One of the most obvious pieces of low-hanging tax fruit is the illicit tobacco industry, which was a big topic at the Nugent Commission. The good news is that the SA Revenue Service has jumped on the problem, sending inspectors to all six cigarette factories. The results have been staggering, effectively endorsing the international industry’s diagnosis that local producers were cheating.
Former tax commissioner Tom Moyane famously halted investigations into tax compliance of cigarette production, and then some local producers were equally famously seen in the company of former Health Minister, now Minister in the Presidency, Nkosazana Dlamini-Zuma. That is all changed now, and the result has been dramatic.
The acting chief officer of Enforcement at SARS Viwe Mlenzana said in an interview on Tuesday that SARS had never been in a position to tell what was legitimate and what was illegitimate trade because it was dependent on manufacturers declaring their production. Weird, but true.
That apparently allowed some local producers to produce vast quantities of cigarettes that slipped into the market without being detected. The fraud was famously flagrant; cigarettes were being sold for less than the tax normally demanded.
The sales of illicit cigarettes just went up and up, reaching an estimated 12 billion cigarettes a year. The biggest brand in SA is now no longer Peter Stuyvesant, but a previously little-known brand called RG, research group Ipsos discovered.
It turns out, the post-Moyane SARS has been swift to close this loophole, placing SARS personnel in factories, as the international industry, dominated in SA by British American Tobacco, has been demanding for years. The result has been dramatic.
Mlenzana said SARS had collected an extra R600-million in the past month alone. Extrapolating forward, Mlenzana said although this is a contested area, SARS now estimates it will make an extra R10-billion, on top of the R13-billion it gets already in tobacco excise.
The exercise has been so successful that Mlenzana said SARS had decided to revive the plan to upgrade tobacco tracking with what is known in the industry as a “track and trace” system. The system places cigarette counting machines in factories and relays that information in real time to SARS. It also stamps packets with an identification system.
This particular technology has been proven and is available in many other countries, Mlenzana said. SARS would be issuing a tender for the provision of a Production Management and a Track and Trace solution for cigarettes. The schedule is tight, with a decision in June on a provider, and implementation later in the year.
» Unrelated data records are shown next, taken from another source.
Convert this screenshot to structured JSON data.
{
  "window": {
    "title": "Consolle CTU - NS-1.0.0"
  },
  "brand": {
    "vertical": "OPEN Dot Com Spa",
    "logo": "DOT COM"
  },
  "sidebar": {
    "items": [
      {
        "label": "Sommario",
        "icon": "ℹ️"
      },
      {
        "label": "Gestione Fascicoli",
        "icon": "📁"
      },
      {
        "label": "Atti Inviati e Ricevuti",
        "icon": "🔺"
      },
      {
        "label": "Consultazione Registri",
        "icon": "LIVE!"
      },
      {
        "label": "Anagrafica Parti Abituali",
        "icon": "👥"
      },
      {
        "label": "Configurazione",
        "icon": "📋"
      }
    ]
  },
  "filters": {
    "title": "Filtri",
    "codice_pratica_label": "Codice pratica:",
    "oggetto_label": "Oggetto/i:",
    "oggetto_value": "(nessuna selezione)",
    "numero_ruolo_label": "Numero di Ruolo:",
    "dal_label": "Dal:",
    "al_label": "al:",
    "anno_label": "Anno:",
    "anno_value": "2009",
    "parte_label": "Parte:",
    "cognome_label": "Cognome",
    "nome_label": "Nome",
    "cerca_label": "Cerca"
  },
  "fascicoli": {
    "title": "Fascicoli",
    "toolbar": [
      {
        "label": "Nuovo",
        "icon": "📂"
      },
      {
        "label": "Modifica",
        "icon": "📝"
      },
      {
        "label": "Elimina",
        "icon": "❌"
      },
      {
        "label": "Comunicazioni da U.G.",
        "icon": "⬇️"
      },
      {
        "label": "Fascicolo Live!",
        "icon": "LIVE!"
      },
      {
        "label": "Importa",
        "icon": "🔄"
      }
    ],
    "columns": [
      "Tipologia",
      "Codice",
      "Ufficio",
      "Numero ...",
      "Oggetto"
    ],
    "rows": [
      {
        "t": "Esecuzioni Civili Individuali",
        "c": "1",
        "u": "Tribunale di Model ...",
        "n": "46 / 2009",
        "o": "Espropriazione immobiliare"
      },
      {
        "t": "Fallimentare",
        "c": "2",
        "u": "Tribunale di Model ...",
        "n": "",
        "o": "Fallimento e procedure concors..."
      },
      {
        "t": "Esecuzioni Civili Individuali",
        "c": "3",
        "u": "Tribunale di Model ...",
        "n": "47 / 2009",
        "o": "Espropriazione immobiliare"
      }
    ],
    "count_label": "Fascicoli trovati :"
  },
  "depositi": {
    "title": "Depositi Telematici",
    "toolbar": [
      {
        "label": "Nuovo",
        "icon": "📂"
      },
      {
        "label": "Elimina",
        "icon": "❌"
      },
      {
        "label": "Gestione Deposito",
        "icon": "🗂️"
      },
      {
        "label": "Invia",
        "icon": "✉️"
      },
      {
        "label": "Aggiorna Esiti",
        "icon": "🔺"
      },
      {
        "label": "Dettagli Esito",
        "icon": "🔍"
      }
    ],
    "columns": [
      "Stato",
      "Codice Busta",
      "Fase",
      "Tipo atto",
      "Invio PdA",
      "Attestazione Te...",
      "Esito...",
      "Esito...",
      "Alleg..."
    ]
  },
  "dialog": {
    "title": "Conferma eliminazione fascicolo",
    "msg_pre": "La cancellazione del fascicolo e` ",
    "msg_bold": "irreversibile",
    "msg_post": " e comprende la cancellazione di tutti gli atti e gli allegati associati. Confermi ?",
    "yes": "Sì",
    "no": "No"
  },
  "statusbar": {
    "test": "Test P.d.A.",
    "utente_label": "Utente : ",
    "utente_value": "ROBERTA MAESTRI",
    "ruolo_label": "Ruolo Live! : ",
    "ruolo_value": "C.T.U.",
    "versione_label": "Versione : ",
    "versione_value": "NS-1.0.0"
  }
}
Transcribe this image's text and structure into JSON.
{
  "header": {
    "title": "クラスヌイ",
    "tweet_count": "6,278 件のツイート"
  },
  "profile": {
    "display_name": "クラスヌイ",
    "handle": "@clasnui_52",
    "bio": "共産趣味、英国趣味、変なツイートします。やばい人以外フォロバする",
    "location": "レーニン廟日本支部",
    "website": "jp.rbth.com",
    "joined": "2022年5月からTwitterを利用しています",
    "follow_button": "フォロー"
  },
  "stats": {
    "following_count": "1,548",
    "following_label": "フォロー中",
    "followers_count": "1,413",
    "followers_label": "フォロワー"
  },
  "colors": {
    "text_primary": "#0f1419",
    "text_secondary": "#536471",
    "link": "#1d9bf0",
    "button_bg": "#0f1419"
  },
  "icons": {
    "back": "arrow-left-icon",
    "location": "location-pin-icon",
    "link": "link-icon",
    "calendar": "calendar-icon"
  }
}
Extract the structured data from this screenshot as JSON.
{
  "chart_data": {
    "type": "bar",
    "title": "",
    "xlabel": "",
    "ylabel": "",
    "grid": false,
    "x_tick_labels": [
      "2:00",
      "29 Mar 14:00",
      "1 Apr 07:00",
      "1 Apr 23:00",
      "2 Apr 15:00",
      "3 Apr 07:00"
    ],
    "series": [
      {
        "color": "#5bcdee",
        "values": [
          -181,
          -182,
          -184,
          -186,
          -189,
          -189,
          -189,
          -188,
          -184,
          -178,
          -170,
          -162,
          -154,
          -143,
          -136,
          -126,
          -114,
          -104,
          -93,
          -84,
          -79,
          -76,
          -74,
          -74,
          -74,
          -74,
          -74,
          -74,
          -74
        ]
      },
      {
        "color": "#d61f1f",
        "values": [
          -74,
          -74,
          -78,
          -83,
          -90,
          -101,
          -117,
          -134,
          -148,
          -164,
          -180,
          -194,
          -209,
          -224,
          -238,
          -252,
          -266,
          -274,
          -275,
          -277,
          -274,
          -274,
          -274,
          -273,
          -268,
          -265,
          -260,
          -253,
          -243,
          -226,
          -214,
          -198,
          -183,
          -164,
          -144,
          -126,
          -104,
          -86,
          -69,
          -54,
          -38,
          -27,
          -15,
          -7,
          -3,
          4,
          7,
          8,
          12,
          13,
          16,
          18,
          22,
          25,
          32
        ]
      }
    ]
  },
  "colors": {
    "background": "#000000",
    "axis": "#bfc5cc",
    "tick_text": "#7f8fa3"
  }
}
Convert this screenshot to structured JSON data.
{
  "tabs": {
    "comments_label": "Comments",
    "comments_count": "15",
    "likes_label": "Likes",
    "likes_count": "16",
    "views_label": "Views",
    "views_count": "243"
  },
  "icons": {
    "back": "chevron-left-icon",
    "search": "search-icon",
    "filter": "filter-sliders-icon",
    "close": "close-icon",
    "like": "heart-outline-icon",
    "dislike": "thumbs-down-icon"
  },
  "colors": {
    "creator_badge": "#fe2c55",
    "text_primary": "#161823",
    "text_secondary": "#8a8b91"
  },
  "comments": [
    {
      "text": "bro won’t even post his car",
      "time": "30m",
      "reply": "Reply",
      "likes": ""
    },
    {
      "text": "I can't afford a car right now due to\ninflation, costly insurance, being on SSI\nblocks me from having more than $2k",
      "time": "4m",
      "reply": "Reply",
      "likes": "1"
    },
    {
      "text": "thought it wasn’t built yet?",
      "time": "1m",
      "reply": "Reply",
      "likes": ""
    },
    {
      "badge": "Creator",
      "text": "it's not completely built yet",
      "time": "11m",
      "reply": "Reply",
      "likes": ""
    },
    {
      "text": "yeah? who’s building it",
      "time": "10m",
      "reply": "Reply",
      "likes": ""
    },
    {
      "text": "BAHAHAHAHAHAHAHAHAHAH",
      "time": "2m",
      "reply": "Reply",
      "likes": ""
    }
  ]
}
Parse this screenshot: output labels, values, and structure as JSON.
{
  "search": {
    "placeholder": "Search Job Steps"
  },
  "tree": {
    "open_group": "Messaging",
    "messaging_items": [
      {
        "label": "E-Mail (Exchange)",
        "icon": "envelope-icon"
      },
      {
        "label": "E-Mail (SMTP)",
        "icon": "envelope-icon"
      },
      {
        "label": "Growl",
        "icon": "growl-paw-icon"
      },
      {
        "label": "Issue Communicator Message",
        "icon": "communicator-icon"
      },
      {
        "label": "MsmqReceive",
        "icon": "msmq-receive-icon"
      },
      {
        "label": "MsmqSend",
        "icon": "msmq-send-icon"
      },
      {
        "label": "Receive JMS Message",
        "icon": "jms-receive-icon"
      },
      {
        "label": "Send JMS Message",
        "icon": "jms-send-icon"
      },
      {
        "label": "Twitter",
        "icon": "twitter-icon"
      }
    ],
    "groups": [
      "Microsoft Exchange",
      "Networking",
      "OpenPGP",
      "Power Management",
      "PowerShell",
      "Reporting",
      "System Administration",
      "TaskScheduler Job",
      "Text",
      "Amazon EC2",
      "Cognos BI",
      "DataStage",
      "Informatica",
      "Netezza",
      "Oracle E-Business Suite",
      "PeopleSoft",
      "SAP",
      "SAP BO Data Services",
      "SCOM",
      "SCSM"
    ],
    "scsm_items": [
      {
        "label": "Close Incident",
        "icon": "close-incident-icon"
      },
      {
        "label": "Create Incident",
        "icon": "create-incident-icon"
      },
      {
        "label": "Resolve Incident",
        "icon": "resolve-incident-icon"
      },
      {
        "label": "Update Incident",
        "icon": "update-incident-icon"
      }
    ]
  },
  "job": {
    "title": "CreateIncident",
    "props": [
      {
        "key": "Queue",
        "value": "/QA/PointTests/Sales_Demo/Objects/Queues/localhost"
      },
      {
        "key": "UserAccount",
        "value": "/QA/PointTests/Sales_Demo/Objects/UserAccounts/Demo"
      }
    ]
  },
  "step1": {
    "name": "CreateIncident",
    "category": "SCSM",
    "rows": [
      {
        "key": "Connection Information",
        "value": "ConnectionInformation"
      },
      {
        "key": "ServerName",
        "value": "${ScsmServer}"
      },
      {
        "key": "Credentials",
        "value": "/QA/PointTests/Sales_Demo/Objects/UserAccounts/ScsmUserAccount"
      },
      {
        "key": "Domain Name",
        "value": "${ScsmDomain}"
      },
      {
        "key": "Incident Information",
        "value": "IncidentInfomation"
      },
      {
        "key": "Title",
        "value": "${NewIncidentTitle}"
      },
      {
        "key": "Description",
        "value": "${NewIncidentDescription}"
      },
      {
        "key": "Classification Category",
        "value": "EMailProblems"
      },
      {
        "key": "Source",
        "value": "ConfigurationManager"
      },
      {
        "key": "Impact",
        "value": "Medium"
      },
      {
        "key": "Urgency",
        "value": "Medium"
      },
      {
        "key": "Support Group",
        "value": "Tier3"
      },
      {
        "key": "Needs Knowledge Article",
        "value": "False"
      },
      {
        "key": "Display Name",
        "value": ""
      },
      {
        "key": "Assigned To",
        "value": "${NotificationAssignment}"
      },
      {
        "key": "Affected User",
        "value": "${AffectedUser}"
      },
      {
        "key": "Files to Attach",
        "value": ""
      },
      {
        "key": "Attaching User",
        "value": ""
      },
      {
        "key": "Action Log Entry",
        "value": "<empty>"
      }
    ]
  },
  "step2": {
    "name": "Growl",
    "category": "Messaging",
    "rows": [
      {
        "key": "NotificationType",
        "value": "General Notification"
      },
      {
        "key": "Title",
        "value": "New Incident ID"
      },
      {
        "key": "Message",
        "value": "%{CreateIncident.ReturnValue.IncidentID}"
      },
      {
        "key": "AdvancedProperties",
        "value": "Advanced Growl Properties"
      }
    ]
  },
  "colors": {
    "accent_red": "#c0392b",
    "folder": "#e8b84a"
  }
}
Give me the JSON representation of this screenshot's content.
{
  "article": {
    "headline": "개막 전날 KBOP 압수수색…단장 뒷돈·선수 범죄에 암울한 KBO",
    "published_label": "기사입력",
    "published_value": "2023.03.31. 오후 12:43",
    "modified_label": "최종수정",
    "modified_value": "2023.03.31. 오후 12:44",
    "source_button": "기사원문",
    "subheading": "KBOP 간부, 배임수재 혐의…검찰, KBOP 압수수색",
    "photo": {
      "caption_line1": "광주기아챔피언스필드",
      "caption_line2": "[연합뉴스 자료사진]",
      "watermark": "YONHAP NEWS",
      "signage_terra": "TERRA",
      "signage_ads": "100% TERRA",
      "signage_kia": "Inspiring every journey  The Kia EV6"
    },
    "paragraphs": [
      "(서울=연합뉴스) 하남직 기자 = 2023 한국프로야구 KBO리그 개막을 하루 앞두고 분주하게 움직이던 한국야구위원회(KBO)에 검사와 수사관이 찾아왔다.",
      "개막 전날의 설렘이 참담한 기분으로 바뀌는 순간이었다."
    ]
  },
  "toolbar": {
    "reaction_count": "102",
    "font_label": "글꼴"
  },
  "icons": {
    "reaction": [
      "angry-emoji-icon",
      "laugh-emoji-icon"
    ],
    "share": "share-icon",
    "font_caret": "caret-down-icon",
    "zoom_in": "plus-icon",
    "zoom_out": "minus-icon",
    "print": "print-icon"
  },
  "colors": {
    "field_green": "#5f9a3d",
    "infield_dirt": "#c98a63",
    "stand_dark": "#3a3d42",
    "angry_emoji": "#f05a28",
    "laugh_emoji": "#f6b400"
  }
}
There is also a tricky question of back-taxes. Mlenzana said some audits were already taking place covering the 2013 to 2015 period. There will be instances where we might have to go back in time. Some people may have to answer some awkward questions,” he said.
Francois van der Merwe, chair of the Tobacco Institute of Southern Africa (Tisa) which represents the international brands, has welcomed the decision, saying that the tax shortfall it had previously conservatively estimated was R8-billion. For SARS to anticipate collecting R10bn was higher than even Tisa expected.
“We are extremely happy with SARS’ interventions and plans. It will result in a level playing field between producers and result in higher government income.
The non-compliance had allowed the illicit industry to “invade the market” with a negative impact on jobs and revenue collection, he said
Sinenhlanhla Mnguni, chair of Fair-Trade Independent Tobacco Association (Fita), representing the local industry, also welcomed the changes at SARS, so long as any steps taken were “free from industry influence”.
Mnguni was supportive despite the fact that the extra tax burden was likely to fall on Fita members and the implication that its members were cheating on excise previously. While there were a host of outstanding tax issues among the international companies, he said.
“None of our members have ever been found to have not paid excise duty”.
That may be so. But it might also be that nobody was looking.
This article is originally from the Daily Maverick